21 November 2019
Agroforestry event in Melton Mowbray

A Win Win for Farm productivity and the Environment

3 December 2019
iSAGE training course and workshop

Innovations to improve sustainability in the sheep and goat sector



4 November 2019
Calling all UK Sheep farmers!

Survey on breed distribution and management

31 October 2019
Proceedings of the European Conference on Crop Diversification

Abstracts, presentations and workshop reports now online



21 March 2019
In adversity, what are farmers doing to be more resilient?

Opportunities, barriers and constraints in organic techniques helping to improve the sustainability of conventional farming

Policy/CAP implementation (Organised by ORC)

The debating is at an end and the process of launching schemes and inviting applications is underway. This session aimed to explore what is being implemented and seek clarification of open questions.

Trevor Mansfield (Soil Association): Chair

Session summary


Nic Lampkin, Trevor Mansfield and Naomi Oakley

Trevor Mansfield welcomed the very up-to-date news on what support will be available to organic producers in the up-coming Rural Development Programme. All the information provided in this workshop session was stated to be subject to EU approval in December 2014.

Naomi Oakley (Natural England) gave an overview of the CAP and RDP implementation plans in England, based on a presentation prepared by John Place from Defra, who was unable to attend. Naomi also gave details of the New Environmental Land Management Scheme, which is to be called Countryside Stewardship (CS). Basic support for organic producers will be provided by specific organic options including conversion and maintenance payments. Points are a thing of Environmental Stewardship and they will not be carried forward into CS. There is no minimum size threshold, but the land must in agriculture or horticulture to qualify. The organic maintenance or conversion options sit on the land and then other options can sit on top of them, to ‘buy’ additional management. Most options can be co-located together – but there are a few that are specifically for organic systems, in the arable group, e.g. the multi-species ley (available for 2-5ha only). Other options are targeted for specific habitats and also public access. In the Higher and Mid tiers of the CS there are management options. The Higher Tier will be available by invitation only, similar to HLS in targeting, with an adviser for support. Mid-Tier will be targeted, but without direct involvement of NE advisers. There may be advice for groups of farms acting together with a specific habitat aim. There is a hedges and boundaries maintenance grant for £5,000 per year – but this is not available if in Higher or Mid-Tier agreements on that parcel of land. Guidance on CS will be available on-line, with external advice and events.

Nic Lampkin (ORC) gave an overview of RDP and organic support in Wales. There are no targets for numbers of participants in the organic sector, but the Welsh government would like to bring back in some of the farmers who have ceased organic production. Conversion payments would not be available for these farmers for 3 years since organic certification by the same owner or business, but maintenance payments may be available. There is no support for organic farming in Northern Ireland. Business plans are required in Wales – to ensure the organic management is thought-through and as assistance to the farmer. A ‘viability assessment’ will be required for England and Scotland. The audit process will be more robust in the new EU regulation, including conversion planning – see report on the workshop held later in the conference for more detail.
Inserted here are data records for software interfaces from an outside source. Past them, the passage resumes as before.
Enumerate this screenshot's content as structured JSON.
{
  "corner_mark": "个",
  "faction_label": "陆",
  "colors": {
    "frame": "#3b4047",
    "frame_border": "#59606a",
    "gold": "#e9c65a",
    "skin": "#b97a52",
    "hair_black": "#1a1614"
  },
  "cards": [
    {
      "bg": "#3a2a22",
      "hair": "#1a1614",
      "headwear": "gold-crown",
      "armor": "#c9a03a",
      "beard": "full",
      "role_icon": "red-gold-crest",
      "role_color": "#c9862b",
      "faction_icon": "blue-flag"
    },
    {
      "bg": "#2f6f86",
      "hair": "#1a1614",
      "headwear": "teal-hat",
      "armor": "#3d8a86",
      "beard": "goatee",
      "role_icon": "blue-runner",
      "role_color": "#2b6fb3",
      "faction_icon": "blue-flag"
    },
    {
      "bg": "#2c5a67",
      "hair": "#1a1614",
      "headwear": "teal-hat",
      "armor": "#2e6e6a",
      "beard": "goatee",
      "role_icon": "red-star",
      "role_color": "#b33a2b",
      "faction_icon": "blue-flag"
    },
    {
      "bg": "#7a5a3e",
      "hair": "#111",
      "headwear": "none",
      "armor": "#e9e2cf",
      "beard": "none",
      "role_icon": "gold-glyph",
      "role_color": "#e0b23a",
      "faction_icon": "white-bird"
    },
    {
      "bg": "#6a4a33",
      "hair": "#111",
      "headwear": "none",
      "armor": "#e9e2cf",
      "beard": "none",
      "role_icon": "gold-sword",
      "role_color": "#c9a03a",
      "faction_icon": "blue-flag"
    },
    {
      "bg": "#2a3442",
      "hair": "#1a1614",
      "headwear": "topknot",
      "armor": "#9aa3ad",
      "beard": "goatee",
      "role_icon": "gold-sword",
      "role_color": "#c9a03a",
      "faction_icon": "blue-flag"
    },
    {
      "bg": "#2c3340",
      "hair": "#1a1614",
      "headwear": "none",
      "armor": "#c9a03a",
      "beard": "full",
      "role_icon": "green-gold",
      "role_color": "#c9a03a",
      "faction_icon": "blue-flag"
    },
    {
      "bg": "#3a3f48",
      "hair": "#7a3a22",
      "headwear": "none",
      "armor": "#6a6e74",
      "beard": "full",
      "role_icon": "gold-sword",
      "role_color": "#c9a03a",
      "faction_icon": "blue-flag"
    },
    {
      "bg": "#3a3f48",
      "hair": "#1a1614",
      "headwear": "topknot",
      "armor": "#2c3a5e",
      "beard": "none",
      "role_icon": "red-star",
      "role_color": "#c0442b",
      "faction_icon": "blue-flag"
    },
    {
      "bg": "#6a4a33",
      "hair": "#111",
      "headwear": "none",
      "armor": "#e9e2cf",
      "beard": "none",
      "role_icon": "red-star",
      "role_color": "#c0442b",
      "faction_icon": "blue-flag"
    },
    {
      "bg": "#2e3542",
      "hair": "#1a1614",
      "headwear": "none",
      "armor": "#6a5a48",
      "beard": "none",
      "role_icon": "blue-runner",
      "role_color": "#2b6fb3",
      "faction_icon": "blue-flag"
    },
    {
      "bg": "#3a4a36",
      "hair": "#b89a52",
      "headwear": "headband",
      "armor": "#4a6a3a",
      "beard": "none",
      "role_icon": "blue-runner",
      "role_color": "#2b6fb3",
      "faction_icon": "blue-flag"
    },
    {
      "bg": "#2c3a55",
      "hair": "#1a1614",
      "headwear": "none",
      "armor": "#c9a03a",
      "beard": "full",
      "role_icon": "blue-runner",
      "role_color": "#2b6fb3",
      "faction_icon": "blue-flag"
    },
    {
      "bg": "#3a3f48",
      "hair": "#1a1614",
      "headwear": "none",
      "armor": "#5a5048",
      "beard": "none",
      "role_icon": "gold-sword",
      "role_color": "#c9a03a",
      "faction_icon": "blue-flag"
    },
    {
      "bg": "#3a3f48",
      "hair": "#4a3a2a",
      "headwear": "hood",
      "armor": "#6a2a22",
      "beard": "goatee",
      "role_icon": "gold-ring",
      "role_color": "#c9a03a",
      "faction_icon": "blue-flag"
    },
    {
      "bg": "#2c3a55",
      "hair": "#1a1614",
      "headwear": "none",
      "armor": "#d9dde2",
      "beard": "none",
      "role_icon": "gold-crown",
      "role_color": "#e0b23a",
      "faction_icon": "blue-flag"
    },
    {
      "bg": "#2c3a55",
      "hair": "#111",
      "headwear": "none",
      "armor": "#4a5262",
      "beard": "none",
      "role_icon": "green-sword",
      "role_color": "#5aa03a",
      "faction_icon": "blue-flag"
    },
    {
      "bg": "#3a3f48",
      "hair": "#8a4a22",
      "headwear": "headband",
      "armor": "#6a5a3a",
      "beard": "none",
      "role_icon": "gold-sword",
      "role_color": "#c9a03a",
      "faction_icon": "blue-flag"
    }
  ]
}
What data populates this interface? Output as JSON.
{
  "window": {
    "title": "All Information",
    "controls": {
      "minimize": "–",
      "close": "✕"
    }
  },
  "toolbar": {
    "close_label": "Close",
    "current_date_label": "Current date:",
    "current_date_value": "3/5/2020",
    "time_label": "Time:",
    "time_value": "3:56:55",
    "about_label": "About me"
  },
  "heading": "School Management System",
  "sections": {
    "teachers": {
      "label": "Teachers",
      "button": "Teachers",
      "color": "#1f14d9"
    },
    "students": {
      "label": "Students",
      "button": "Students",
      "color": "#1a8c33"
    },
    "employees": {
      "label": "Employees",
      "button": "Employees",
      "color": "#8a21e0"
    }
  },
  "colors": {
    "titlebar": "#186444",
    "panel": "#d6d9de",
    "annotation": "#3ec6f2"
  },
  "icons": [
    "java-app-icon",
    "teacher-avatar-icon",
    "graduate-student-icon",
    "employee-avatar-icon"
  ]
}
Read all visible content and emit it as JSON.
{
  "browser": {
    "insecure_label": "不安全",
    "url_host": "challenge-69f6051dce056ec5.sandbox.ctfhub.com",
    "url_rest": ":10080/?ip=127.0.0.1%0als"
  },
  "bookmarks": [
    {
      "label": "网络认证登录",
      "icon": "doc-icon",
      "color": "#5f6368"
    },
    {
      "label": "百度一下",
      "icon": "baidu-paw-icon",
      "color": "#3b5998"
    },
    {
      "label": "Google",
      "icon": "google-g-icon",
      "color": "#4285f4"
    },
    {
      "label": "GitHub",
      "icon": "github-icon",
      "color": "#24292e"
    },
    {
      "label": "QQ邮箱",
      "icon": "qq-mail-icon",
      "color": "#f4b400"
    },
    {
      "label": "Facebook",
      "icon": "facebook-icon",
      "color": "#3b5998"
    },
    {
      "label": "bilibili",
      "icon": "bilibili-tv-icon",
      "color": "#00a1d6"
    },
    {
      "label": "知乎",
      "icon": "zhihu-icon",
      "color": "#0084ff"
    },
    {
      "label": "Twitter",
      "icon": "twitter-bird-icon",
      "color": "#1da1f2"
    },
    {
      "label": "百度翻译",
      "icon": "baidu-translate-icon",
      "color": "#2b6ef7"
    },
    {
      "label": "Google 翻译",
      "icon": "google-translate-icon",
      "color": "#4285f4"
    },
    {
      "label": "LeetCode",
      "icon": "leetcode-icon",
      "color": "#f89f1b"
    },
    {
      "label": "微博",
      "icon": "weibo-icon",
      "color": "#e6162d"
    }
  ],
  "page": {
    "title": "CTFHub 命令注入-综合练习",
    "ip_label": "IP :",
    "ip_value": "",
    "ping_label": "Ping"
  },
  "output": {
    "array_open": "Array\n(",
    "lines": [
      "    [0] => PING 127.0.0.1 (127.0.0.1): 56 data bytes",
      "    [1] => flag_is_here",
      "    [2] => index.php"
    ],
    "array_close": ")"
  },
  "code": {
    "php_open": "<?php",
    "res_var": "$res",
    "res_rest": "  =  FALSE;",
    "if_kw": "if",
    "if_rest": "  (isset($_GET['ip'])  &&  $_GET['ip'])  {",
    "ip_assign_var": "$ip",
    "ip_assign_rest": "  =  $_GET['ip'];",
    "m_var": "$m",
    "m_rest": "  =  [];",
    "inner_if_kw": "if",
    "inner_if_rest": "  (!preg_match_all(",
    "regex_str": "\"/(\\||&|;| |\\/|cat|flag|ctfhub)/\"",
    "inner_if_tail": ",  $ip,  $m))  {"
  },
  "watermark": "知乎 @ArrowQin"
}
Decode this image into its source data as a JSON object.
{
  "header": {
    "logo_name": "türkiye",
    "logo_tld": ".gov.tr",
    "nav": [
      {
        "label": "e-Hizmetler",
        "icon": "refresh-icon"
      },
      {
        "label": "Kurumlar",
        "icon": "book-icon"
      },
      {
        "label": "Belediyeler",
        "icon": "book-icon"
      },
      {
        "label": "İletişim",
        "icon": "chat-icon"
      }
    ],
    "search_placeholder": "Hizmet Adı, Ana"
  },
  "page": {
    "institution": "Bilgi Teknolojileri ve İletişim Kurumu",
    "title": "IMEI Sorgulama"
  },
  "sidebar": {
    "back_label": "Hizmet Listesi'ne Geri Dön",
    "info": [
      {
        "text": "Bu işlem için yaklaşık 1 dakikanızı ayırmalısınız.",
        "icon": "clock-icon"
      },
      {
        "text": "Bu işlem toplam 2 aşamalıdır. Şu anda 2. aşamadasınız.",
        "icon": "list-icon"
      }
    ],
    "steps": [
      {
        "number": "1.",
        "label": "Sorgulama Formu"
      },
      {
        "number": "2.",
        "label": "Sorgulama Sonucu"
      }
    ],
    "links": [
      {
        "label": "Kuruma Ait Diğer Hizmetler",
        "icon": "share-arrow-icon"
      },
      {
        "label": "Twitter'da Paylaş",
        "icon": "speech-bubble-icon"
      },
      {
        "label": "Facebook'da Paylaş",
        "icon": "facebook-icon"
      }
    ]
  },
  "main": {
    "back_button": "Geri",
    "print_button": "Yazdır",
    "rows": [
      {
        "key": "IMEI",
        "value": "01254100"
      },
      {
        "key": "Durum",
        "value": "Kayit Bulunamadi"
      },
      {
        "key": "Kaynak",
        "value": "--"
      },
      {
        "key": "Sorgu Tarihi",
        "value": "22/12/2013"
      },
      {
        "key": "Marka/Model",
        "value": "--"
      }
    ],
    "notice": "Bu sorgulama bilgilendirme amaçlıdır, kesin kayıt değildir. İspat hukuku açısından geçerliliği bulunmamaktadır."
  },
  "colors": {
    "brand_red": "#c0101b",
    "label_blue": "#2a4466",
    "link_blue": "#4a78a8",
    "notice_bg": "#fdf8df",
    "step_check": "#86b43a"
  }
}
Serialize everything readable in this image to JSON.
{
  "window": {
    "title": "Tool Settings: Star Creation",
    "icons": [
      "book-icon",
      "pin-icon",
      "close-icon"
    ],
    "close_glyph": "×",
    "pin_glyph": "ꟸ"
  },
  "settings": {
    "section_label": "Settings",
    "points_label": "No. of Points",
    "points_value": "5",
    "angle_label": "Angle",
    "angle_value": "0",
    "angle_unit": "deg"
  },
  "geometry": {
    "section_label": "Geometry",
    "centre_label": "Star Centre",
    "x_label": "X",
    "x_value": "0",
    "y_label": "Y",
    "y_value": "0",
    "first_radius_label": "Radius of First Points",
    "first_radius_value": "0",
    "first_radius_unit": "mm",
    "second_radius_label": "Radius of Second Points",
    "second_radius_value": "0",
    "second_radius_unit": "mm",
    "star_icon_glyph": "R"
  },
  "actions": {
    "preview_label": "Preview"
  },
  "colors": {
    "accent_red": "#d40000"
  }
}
Key conclusions

  • All the information provided in this workshop session was stated to be subject to EU approval in December 2014.
  • There is a shift in balance of organic payments, relatively more for maintenance and less for conversion.
  • Thanks to the engagement by ORC, OCW and others in the organic sector, the payments are better than first proposed.

Action points

Individual speaker presentations and abstracts

Naomi Oakley (Natural England): Rural Development Programme - An overview of what is available (192kb pdf file)

Delivered by Naomi Oakley on behalf of John Place (Defra), who couldn't attend the Conference. No abstract available.

Naomi Oakley (Natural England): Organic options available in Countryside Stewardship (1.08mb pdf file)

Countryside Stewardship is a voluntary scheme that rewards farmers, foresters and other land managers for managing their land and water in a more sustainable way that enhances the wildlife and character of the countryside. The scheme has one-off and multi-annual grants to choose from that can deliver a wide range of environmental outcomes.

Nic Lampkin (ORC): Glastir Organic and other RDP support scheme for organic producers in Wales (140kb pdf file)

The Welsh RDP proposals cover a wide range of measures but several are of particular relevance to organic producers. Although not yet approved by the EU Commission, the Glastir Organic scheme has opened and closed for 2015 agreements, with most existing organic producers and several new converters applying to join. A requirement of the new scheme is that all participants should have a business plan completed by the end of 2015, requiring training and advisory support under a new Farming Connect framework still under develop-ment (also a focus of the IOTA business planning work-shop later in the conference). Glastir Organic does not cover capital investments, but organic producers have been prioritized for the Sustainable Production Grant scheme, which promises to cover a wide range of rele-vant investments. Other Glastir and RDP options, includ-ing forestry, marketing and processing investments, open to organic producers will also be reviewed.